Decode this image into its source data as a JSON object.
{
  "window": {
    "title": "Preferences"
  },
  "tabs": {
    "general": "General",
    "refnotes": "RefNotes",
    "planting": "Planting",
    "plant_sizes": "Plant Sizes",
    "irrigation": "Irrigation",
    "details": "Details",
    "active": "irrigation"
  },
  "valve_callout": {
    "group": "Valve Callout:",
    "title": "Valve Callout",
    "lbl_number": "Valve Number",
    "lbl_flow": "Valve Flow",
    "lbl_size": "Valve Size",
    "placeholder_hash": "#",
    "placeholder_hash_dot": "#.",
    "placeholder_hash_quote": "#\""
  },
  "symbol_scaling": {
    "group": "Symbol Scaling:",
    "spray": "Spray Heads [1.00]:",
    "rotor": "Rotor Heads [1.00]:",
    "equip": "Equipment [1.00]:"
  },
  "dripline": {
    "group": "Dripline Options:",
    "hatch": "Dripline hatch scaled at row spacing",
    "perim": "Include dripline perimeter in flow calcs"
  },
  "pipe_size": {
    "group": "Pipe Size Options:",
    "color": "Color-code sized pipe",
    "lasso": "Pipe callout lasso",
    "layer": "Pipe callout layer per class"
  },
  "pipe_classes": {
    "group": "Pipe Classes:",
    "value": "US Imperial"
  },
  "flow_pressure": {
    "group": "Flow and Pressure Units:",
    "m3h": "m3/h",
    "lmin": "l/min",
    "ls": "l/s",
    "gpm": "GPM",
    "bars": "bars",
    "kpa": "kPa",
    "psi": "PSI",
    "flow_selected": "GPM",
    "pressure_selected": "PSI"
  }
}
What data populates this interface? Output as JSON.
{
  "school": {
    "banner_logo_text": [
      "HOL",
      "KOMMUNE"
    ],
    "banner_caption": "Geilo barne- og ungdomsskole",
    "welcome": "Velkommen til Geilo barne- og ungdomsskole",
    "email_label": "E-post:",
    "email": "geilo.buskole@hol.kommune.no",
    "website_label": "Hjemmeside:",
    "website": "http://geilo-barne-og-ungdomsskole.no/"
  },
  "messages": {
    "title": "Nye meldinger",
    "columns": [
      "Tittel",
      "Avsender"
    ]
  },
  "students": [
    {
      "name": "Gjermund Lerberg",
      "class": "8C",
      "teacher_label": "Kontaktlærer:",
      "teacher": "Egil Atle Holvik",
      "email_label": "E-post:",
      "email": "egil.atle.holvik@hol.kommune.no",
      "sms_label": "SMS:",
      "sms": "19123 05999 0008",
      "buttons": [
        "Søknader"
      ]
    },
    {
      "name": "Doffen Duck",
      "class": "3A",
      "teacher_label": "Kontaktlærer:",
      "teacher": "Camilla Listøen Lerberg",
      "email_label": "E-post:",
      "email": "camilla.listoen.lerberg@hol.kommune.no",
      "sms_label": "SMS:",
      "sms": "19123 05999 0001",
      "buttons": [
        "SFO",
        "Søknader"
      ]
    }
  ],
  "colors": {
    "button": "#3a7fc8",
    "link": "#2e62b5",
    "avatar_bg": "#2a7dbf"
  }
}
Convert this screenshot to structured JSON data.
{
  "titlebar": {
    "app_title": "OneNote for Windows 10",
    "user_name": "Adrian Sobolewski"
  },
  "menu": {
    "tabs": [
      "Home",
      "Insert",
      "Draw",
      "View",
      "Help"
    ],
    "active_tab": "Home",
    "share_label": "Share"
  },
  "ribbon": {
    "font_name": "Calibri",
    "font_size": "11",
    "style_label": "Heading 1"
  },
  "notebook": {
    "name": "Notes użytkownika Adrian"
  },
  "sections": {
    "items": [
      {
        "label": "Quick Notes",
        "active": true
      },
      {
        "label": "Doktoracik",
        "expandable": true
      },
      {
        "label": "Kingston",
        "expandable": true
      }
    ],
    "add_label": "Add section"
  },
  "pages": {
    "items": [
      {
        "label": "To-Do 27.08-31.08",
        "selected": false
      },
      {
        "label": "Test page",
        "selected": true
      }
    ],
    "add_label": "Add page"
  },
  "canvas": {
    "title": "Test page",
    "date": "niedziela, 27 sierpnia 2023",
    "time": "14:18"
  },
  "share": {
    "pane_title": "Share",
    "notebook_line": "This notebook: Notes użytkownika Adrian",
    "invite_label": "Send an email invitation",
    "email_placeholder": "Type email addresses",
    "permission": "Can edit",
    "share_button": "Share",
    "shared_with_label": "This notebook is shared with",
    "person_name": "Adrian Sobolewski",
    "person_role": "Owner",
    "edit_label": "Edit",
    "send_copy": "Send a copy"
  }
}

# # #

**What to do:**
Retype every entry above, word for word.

**Solution for this problem:**
Decode this image into its source data as a JSON object.
{
  "window": {
    "title": "Preferences"
  },
  "tabs": {
    "general": "General",
    "refnotes": "RefNotes",
    "planting": "Planting",
    "plant_sizes": "Plant Sizes",
    "irrigation": "Irrigation",
    "details": "Details",
    "active": "irrigation"
  },
  "valve_callout": {
    "group": "Valve Callout:",
    "title": "Valve Callout",
    "lbl_number": "Valve Number",
    "lbl_flow": "Valve Flow",
    "lbl_size": "Valve Size",
    "placeholder_hash": "#",
    "placeholder_hash_dot": "#.",
    "placeholder_hash_quote": "#\""
  },
  "symbol_scaling": {
    "group": "Symbol Scaling:",
    "spray": "Spray Heads [1.00]:",
    "rotor": "Rotor Heads [1.00]:",
    "equip": "Equipment [1.00]:"
  },
  "dripline": {
    "group": "Dripline Options:",
    "hatch": "Dripline hatch scaled at row spacing",
    "perim": "Include dripline perimeter in flow calcs"
  },
  "pipe_size": {
    "group": "Pipe Size Options:",
    "color": "Color-code sized pipe",
    "lasso": "Pipe callout lasso",
    "layer": "Pipe callout layer per class"
  },
  "pipe_classes": {
    "group": "Pipe Classes:",
    "value": "US Imperial"
  },
  "flow_pressure": {
    "group": "Flow and Pressure Units:",
    "m3h": "m3/h",
    "lmin": "l/min",
    "ls": "l/s",
    "gpm": "GPM",
    "bars": "bars",
    "kpa": "kPa",
    "psi": "PSI",
    "flow_selected": "GPM",
    "pressure_selected": "PSI"
  }
}
What data populates this interface? Output as JSON.
{
  "school": {
    "banner_logo_text": [
      "HOL",
      "KOMMUNE"
    ],
    "banner_caption": "Geilo barne- og ungdomsskole",
    "welcome": "Velkommen til Geilo barne- og ungdomsskole",
    "email_label": "E-post:",
    "email": "geilo.buskole@hol.kommune.no",
    "website_label": "Hjemmeside:",
    "website": "http://geilo-barne-og-ungdomsskole.no/"
  },
  "messages": {
    "title": "Nye meldinger",
    "columns": [
      "Tittel",
      "Avsender"
    ]
  },
  "students": [
    {
      "name": "Gjermund Lerberg",
      "class": "8C",
      "teacher_label": "Kontaktlærer:",
      "teacher": "Egil Atle Holvik",
      "email_label": "E-post:",
      "email": "egil.atle.holvik@hol.kommune.no",
      "sms_label": "SMS:",
      "sms": "19123 05999 0008",
      "buttons": [
        "Søknader"
      ]
    },
    {
      "name": "Doffen Duck",
      "class": "3A",
      "teacher_label": "Kontaktlærer:",
      "teacher": "Camilla Listøen Lerberg",
      "email_label": "E-post:",
      "email": "camilla.listoen.lerberg@hol.kommune.no",
      "sms_label": "SMS:",
      "sms": "19123 05999 0001",
      "buttons": [
        "SFO",
        "Søknader"
      ]
    }
  ],
  "colors": {
    "button": "#3a7fc8",
    "link": "#2e62b5",
    "avatar_bg": "#2a7dbf"
  }
}
Convert this screenshot to structured JSON data.
{
  "titlebar": {
    "app_title": "OneNote for Windows 10",
    "user_name": "Adrian Sobolewski"
  },
  "menu": {
    "tabs": [
      "Home",
      "Insert",
      "Draw",
      "View",
      "Help"
    ],
    "active_tab": "Home",
    "share_label": "Share"
  },
  "ribbon": {
    "font_name": "Calibri",
    "font_size": "11",
    "style_label": "Heading 1"
  },
  "notebook": {
    "name": "Notes użytkownika Adrian"
  },
  "sections": {
    "items": [
      {
        "label": "Quick Notes",
        "active": true
      },
      {
        "label": "Doktoracik",
        "expandable": true
      },
      {
        "label": "Kingston",
        "expandable": true
      }
    ],
    "add_label": "Add section"
  },
  "pages": {
    "items": [
      {
        "label": "To-Do 27.08-31.08",
        "selected": false
      },
      {
        "label": "Test page",
        "selected": true
      }
    ],
    "add_label": "Add page"
  },
  "canvas": {
    "title": "Test page",
    "date": "niedziela, 27 sierpnia 2023",
    "time": "14:18"
  },
  "share": {
    "pane_title": "Share",
    "notebook_line": "This notebook: Notes użytkownika Adrian",
    "invite_label": "Send an email invitation",
    "email_placeholder": "Type email addresses",
    "permission": "Can edit",
    "share_button": "Share",
    "shared_with_label": "This notebook is shared with",
    "person_name": "Adrian Sobolewski",
    "person_role": "Owner",
    "edit_label": "Edit",
    "send_copy": "Send a copy"
  }
}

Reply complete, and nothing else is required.